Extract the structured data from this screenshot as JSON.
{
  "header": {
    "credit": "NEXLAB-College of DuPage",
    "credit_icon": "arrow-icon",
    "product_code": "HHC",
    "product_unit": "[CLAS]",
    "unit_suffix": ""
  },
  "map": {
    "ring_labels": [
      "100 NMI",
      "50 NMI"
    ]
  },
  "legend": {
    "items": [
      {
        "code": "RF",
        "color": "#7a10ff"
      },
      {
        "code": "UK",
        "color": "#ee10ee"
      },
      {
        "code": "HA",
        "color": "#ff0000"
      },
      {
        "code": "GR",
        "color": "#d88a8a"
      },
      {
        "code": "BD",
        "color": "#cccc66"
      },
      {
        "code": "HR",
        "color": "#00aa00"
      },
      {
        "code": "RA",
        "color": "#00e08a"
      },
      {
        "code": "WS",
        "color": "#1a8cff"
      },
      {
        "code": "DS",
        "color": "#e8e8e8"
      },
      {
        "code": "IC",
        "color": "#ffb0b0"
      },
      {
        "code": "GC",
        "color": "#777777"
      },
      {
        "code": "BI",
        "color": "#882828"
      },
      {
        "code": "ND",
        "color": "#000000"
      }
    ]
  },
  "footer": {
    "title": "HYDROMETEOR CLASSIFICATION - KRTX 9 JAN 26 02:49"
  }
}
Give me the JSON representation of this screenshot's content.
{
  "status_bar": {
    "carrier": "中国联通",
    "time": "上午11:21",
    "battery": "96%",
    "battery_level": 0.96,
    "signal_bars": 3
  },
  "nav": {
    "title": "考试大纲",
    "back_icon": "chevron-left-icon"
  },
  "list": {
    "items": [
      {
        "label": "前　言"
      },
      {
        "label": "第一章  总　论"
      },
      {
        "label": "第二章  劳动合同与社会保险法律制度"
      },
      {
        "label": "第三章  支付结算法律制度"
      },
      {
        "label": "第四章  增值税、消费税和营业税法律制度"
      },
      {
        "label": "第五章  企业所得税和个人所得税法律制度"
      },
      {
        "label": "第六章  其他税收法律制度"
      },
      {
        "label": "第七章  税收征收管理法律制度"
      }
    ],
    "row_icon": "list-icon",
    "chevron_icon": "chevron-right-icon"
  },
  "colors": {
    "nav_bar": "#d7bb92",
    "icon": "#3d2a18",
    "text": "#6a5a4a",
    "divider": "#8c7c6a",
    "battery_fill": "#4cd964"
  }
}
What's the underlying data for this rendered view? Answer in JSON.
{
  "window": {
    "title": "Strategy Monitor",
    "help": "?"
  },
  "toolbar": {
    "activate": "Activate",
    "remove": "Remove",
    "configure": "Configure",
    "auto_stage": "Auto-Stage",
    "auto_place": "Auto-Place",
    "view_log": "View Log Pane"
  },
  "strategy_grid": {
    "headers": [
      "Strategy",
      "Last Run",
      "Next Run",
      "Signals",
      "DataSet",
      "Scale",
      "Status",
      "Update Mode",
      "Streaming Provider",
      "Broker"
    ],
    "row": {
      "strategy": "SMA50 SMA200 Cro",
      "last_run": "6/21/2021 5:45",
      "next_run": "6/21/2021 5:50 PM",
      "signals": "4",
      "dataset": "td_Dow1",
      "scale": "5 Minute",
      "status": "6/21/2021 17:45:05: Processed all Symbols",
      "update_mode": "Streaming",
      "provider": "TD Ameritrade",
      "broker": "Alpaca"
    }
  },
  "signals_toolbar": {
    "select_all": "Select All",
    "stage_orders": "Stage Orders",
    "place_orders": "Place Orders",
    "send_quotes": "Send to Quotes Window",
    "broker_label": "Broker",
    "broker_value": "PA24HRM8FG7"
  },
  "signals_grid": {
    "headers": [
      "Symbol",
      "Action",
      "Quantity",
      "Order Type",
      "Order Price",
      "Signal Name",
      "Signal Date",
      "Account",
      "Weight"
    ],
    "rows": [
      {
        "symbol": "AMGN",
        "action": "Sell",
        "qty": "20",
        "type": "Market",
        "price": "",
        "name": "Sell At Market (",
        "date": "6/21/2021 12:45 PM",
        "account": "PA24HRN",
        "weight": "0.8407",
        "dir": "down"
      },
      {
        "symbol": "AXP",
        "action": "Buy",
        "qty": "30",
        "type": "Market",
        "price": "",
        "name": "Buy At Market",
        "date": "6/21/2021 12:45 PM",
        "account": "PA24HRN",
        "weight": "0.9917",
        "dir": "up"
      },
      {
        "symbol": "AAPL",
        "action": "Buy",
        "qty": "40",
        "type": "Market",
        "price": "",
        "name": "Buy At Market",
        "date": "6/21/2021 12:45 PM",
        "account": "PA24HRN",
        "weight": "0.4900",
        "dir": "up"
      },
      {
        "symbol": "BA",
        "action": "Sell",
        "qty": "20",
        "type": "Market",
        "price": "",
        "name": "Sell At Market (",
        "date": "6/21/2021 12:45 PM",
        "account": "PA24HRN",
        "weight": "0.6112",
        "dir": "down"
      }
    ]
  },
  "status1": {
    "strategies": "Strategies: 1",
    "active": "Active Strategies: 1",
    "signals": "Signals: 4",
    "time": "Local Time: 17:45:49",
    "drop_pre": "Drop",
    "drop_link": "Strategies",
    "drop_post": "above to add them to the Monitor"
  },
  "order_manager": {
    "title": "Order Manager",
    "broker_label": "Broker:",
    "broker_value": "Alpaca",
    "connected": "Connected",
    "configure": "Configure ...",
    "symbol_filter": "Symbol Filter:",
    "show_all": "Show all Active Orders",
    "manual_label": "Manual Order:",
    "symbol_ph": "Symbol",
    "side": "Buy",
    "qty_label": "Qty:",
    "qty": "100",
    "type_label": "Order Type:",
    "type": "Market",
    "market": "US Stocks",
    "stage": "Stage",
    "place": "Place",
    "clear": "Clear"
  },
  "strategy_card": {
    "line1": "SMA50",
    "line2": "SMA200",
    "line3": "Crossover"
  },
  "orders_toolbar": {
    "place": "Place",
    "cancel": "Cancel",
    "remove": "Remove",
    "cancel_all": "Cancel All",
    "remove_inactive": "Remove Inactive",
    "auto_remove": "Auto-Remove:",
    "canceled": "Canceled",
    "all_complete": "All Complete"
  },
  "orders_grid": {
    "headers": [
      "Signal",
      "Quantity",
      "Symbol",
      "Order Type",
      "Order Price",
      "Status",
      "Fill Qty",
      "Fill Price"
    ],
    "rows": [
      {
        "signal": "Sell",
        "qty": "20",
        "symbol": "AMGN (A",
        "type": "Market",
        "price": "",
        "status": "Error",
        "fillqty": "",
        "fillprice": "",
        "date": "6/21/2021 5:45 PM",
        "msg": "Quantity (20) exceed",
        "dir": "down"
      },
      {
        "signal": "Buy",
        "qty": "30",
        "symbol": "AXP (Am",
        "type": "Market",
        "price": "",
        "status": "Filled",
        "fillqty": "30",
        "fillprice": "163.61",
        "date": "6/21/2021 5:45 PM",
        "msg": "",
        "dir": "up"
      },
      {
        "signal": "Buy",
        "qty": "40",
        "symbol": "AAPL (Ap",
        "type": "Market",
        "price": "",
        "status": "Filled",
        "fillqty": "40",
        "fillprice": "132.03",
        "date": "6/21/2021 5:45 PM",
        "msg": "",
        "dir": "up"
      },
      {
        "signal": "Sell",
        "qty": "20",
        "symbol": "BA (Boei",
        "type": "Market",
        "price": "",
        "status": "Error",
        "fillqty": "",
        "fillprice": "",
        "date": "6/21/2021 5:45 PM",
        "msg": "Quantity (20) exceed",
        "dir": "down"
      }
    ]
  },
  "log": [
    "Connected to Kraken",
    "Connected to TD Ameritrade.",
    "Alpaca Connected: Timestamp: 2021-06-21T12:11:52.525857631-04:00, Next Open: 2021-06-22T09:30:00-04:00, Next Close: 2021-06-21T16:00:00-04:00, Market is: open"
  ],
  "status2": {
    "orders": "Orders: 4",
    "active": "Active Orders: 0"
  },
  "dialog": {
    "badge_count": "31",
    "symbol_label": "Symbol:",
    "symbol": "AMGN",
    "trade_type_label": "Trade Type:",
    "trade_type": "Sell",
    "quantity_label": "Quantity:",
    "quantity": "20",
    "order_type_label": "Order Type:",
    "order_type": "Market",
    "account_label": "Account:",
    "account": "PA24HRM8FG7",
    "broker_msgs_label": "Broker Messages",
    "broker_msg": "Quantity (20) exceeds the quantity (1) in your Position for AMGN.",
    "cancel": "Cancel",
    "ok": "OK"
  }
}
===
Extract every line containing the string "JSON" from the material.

▶ **Completed task**:
Extract the structured data from this screenshot as JSON.
Give me the JSON representation of this screenshot's content.
What's the underlying data for this rendered view? Answer in JSON.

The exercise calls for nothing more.